New Castle County Council voted Tuesday night to repeal a law that puts a 5 percent cap on how much property taxes can be raised each year.

The 10-3 vote in favor of lifting the cap means County Executive Chris Coons now can put together a budget for the next fiscal year that could include a larger tax increase to balance the budget.

County officials are downplaying fears of a large tax increase, but would they really have taken this step if they weren’t willing and planning to do so?

Read the whole article

November 11, 2006

NCCo residents may face tax hike

Posted in New Castle County Politics, State Politics at 2:44 pm by Paul Smith Jr

New Castle County residents should brace for a property tax increase next year that likely will top 5 percent.

The county raised property taxes by 5 percent this year, the first hike in 10 years.

County law prohibits the executive from recommending a property tax increase higher than 5 percent in any given year, but that ordinance can be repealed with a simple majority vote by the 13-member County Council.

Council President Paul Clark said a repeal is something the council will consider.

“We’re going to be as frugal as possible,” he said. “But it may be higher than 5 percent.”

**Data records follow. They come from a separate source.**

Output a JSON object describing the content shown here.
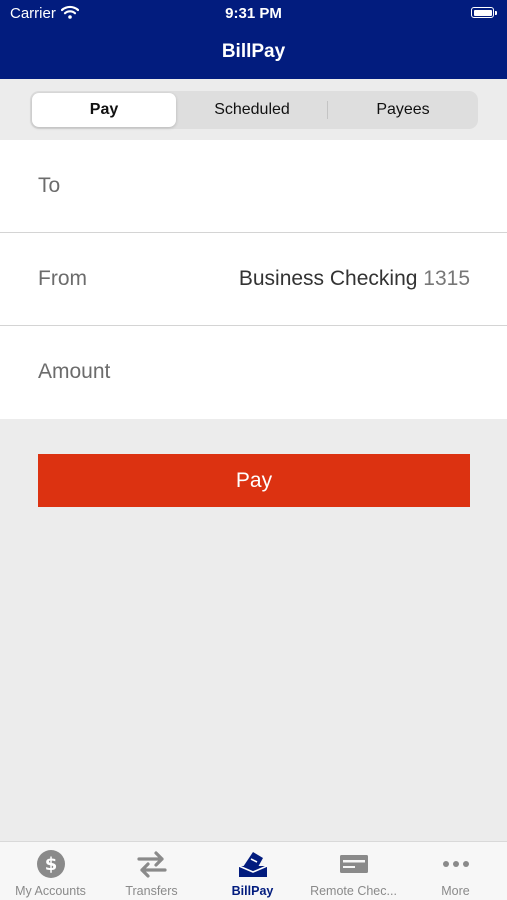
{
  "status_bar": {
    "carrier": "Carrier",
    "time": "9:31 PM"
  },
  "nav": {
    "title": "BillPay"
  },
  "segments": [
    {
      "label": "Pay",
      "active": true
    },
    {
      "label": "Scheduled",
      "active": false
    },
    {
      "label": "Payees",
      "active": false
    }
  ],
  "form": {
    "to_label": "To",
    "from_label": "From",
    "from_account_name": "Business Checking",
    "from_account_number": "1315",
    "amount_label": "Amount"
  },
  "pay_button": "Pay",
  "tabs": [
    {
      "label": "My Accounts",
      "icon": "dollar-circle-icon"
    },
    {
      "label": "Transfers",
      "icon": "transfer-arrows-icon"
    },
    {
      "label": "BillPay",
      "icon": "billpay-icon",
      "active": true
    },
    {
      "label": "Remote Chec...",
      "icon": "check-icon"
    },
    {
      "label": "More",
      "icon": "more-dots-icon"
    }
  ],
  "colors": {
    "header": "#021c7e",
    "pay_button": "#dc3211",
    "background": "#ececec",
    "active_tab": "#021c7e"
  }
}
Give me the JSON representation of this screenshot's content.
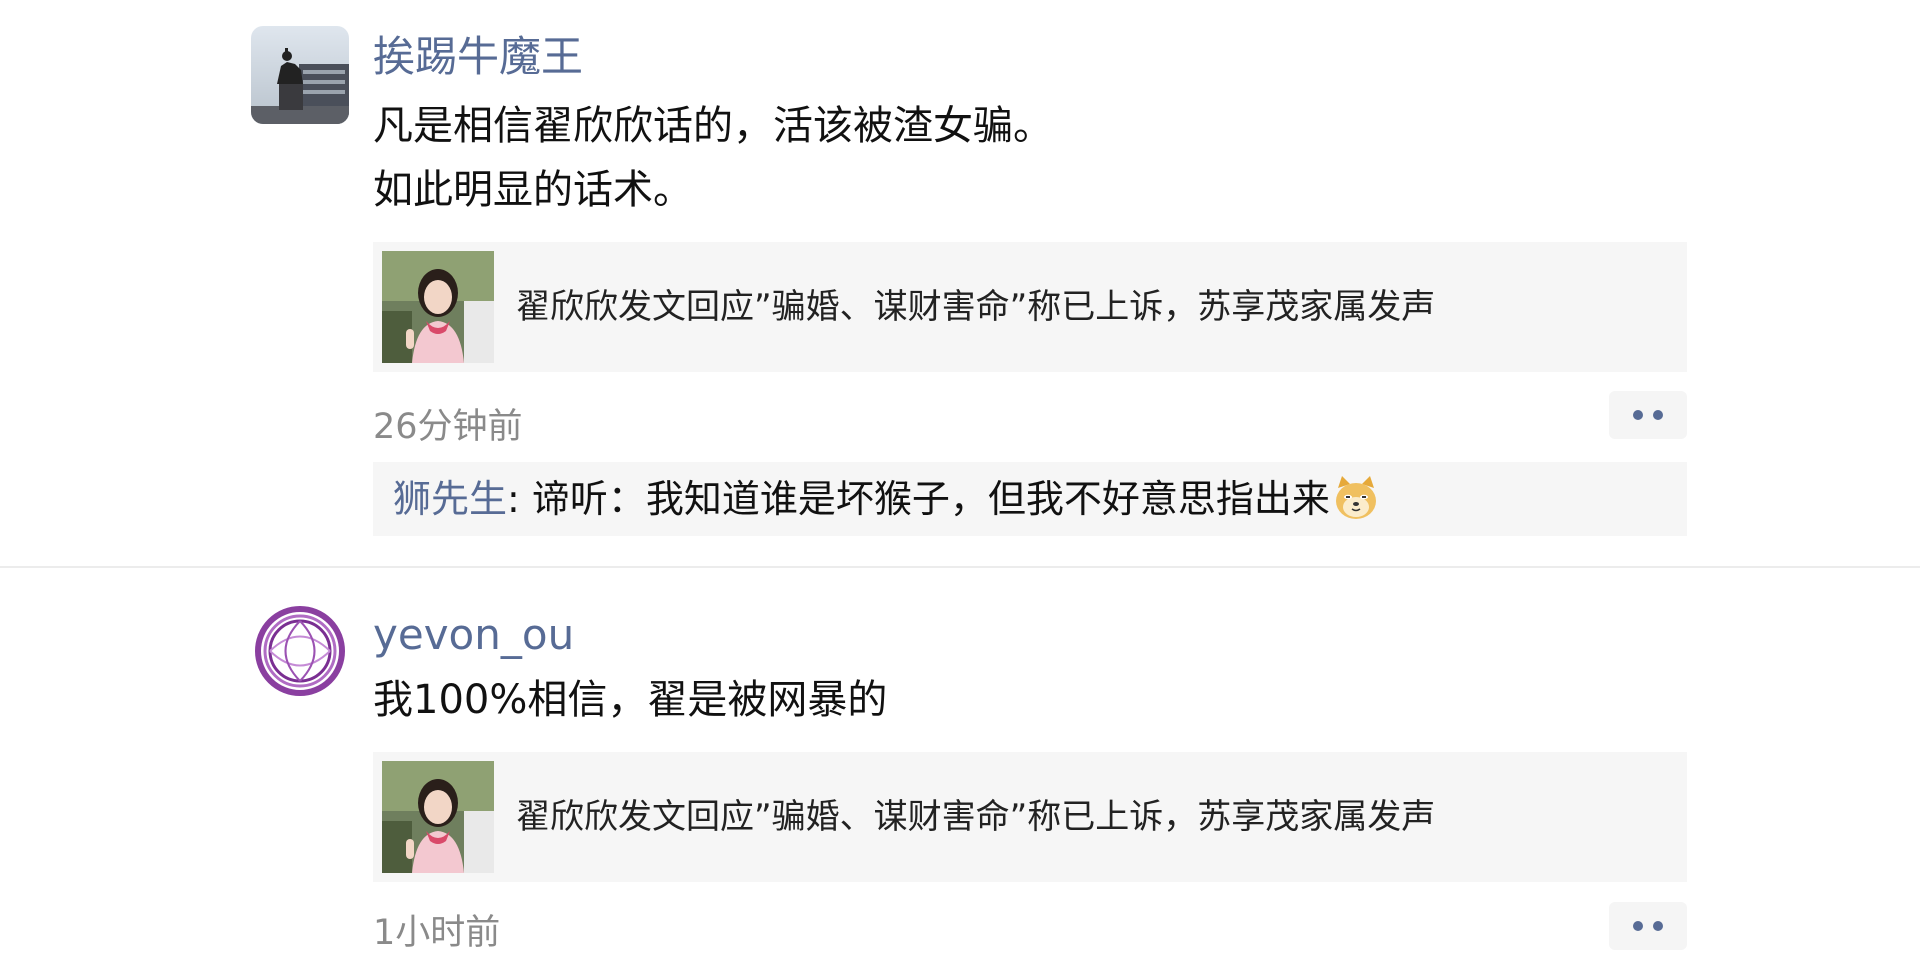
{
  "posts": [
    {
      "username": "挨踢牛魔王",
      "content_lines": [
        "凡是相信翟欣欣话的，活该被渣女骗。",
        "如此明显的话术。"
      ],
      "link": {
        "title": "翟欣欣发文回应”骗婚、谋财害命”称已上诉，苏享茂家属发声",
        "thumb_icon": "woman-photo-thumbnail"
      },
      "timestamp": "26分钟前",
      "avatar_icon": "statue-photo-avatar",
      "comments": [
        {
          "author": "狮先生",
          "separator": ":",
          "text": " 谛听：我知道谁是坏猴子，但我不好意思指出来",
          "emoji": "doge-emoji"
        }
      ]
    },
    {
      "username": "yevon_ou",
      "content_lines": [
        "我100%相信，翟是被网暴的"
      ],
      "link": {
        "title": "翟欣欣发文回应”骗婚、谋财害命”称已上诉，苏享茂家属发声",
        "thumb_icon": "woman-photo-thumbnail"
      },
      "timestamp": "1小时前",
      "avatar_icon": "purple-ring-logo-avatar"
    }
  ],
  "colors": {
    "name_link": "#576b95",
    "text": "#111111",
    "muted": "#8a8a8a",
    "card_bg": "#f6f6f6"
  }
}
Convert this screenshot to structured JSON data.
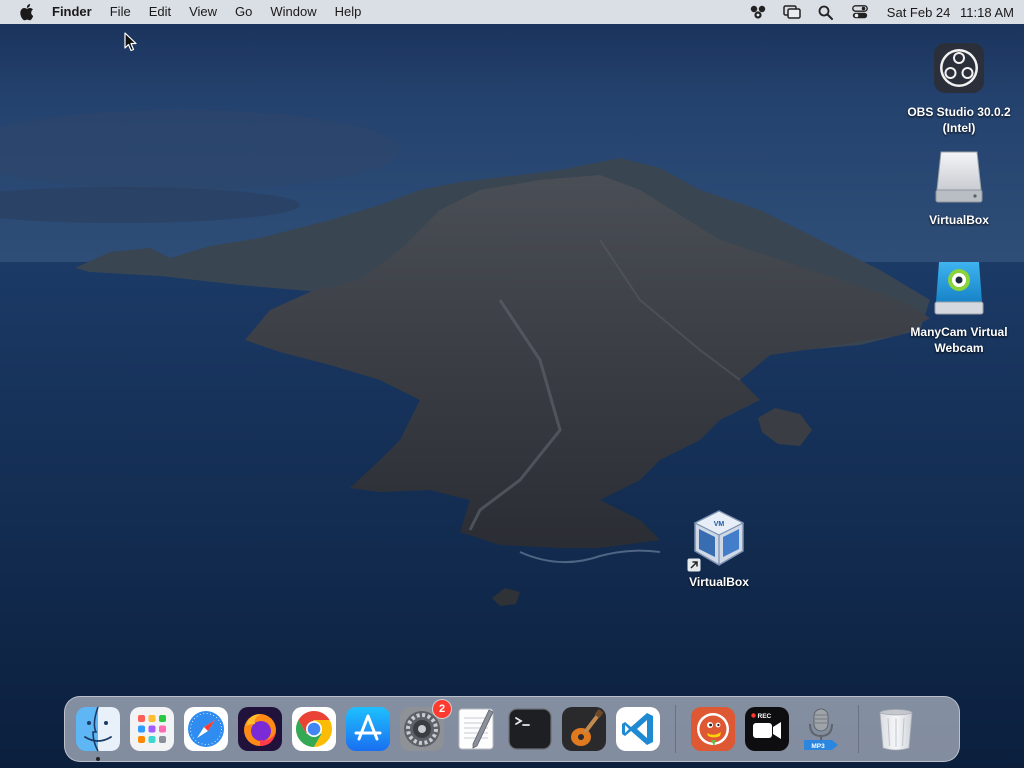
{
  "menubar": {
    "app_name": "Finder",
    "items": [
      "File",
      "Edit",
      "View",
      "Go",
      "Window",
      "Help"
    ],
    "clock_date": "Sat Feb 24",
    "clock_time": "11:18 AM",
    "status_icons": [
      "manycam-icon",
      "screen-mirroring-icon",
      "spotlight-search-icon",
      "control-center-icon"
    ]
  },
  "desktop": {
    "icons": [
      {
        "label_line1": "OBS Studio 30.0.2",
        "label_line2": "(Intel)",
        "icon": "obs-icon"
      },
      {
        "label_line1": "VirtualBox",
        "label_line2": "",
        "icon": "disk-drive-icon"
      },
      {
        "label_line1": "ManyCam Virtual",
        "label_line2": "Webcam",
        "icon": "manycam-icon"
      },
      {
        "label_line1": "VirtualBox",
        "label_line2": "",
        "icon": "virtualbox-icon"
      }
    ]
  },
  "dock": {
    "apps": [
      {
        "name": "Finder",
        "icon": "finder-icon",
        "running": true
      },
      {
        "name": "Launchpad",
        "icon": "launchpad-icon"
      },
      {
        "name": "Safari",
        "icon": "safari-icon"
      },
      {
        "name": "Firefox",
        "icon": "firefox-icon"
      },
      {
        "name": "Google Chrome",
        "icon": "chrome-icon"
      },
      {
        "name": "App Store",
        "icon": "app-store-icon"
      },
      {
        "name": "System Preferences",
        "icon": "system-preferences-icon",
        "badge": "2"
      },
      {
        "name": "TextEdit",
        "icon": "textedit-icon"
      },
      {
        "name": "Terminal",
        "icon": "terminal-icon"
      },
      {
        "name": "GarageBand",
        "icon": "garageband-icon"
      },
      {
        "name": "Visual Studio Code",
        "icon": "vscode-icon"
      },
      {
        "name": "DuckDuckGo",
        "icon": "duckduckgo-icon"
      },
      {
        "name": "Screen Recorder",
        "icon": "screen-recorder-icon",
        "overlay_text": "REC"
      },
      {
        "name": "Voice Recorder",
        "icon": "voice-recorder-icon",
        "overlay_text": "MP3"
      },
      {
        "name": "Trash",
        "icon": "trash-icon"
      }
    ]
  },
  "colors": {
    "menubar_bg": "#e9ecf0",
    "badge": "#ff3b30",
    "wallpaper_sky": "#1e3a68",
    "wallpaper_sea": "#10294d"
  }
}
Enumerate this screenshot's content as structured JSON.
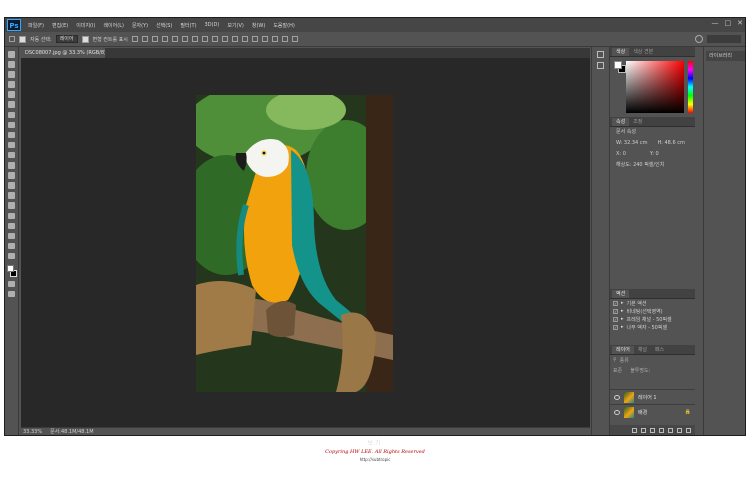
{
  "app": {
    "logo": "Ps",
    "menus": [
      "파일(F)",
      "편집(E)",
      "이미지(I)",
      "레이어(L)",
      "문자(Y)",
      "선택(S)",
      "필터(T)",
      "3D(D)",
      "보기(V)",
      "창(W)",
      "도움말(H)"
    ]
  },
  "options": {
    "auto_select_label": "자동 선택:",
    "auto_select_value": "레이어",
    "transform_label": "변형 컨트롤 표시"
  },
  "document": {
    "tab_title": "DSC08007.jpg @ 33.3% (RGB/8) *",
    "zoom": "33.33%",
    "doc_size": "문서:48.1M/48.1M"
  },
  "color_panel": {
    "tabs": [
      "색상",
      "색상 견본"
    ],
    "fg_color": "#ffffff",
    "bg_color": "#000000"
  },
  "properties": {
    "tabs": [
      "속성",
      "조정"
    ],
    "title": "문서 속성",
    "width": "W: 32.34 cm",
    "height": "H: 48.6 cm",
    "x": "X: 0",
    "y": "Y: 0",
    "resolution": "해상도: 240 픽셀/인치"
  },
  "actions": {
    "title": "액션",
    "rows": [
      "기본 액션",
      "비네팅(선택영역)",
      "프레임 채널 - 50픽셀",
      "나무 액자 - 50픽셀"
    ]
  },
  "layers": {
    "tabs": [
      "레이어",
      "채널",
      "패스"
    ],
    "kind_filter": "종류",
    "blend_mode": "표준",
    "opacity": "불투명도:",
    "items": [
      {
        "name": "레이어 1"
      },
      {
        "name": "배경"
      }
    ]
  },
  "right_panel": {
    "library_label": "라이브러리"
  },
  "footer": {
    "watermark": "보기",
    "copyright": "Copyring HW LEE. All Rights Reserved",
    "url": "http://subtropic"
  }
}
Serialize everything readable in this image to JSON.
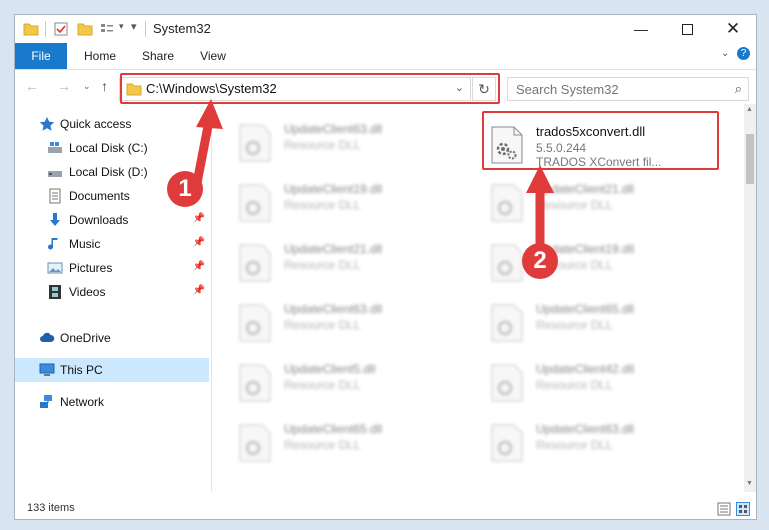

The county’s $230 million operating budget for this fiscal year, which began July 1, included more than $4 million in across-the-board cuts, no new capital projects and other spending reductions.

The group is looking at the possibility of selling county assets such as Carousel or Rockwood parks, or conducting a real estate re-assessment to adjust property values, which has not been done since 1983.

The group also plans to commission a study that will compare salaries and benefits of county employees to those in other counties and the private sector. Salaries and benefits account for more than 60 percent of the operating budget.


If you notice the date this article was published, it was the Friday after Election Day. Open government advocates like to focus on opening negotiations over the contents of bills to the public, but this is the more important information the public needs when making its decisions. The news was held back until after Election Day. It’s hard to believe that it’s been unknown that this was coming until after Election Day. The public should have been informed of this prior to Election Day so they could make a truly informed choice.

Now, this likely would not have made a difference in the results since only two county councilmen were opposed in this race and in neither case did either of their opponents break even 37% of the vote. But there at least would have been a public debate about the issue so the citizens could have been aware of the extent of the problem. Instead we get an article on a national holiday after Election when few people are likely to read it.

We seriously need to take a look at spending cuts and renegotiating some of these contracts with union personnel. Perhaps some positions can be left vacant through attrition if we’re not able to renegotiate contracts. Adn we’ll have to be tough in future negotiations so that we can reduce positions that aren’t needed any longer.

This problem isn’t a new one; it’s been building for years. Unfortunately, the problem was greatly exacerbated during the Gordon-Freeberry years where spending increased like there was no tomorrow. With the great spending increases in the state government over the past few years, we need to make sure that similar events don’t happen state-wide.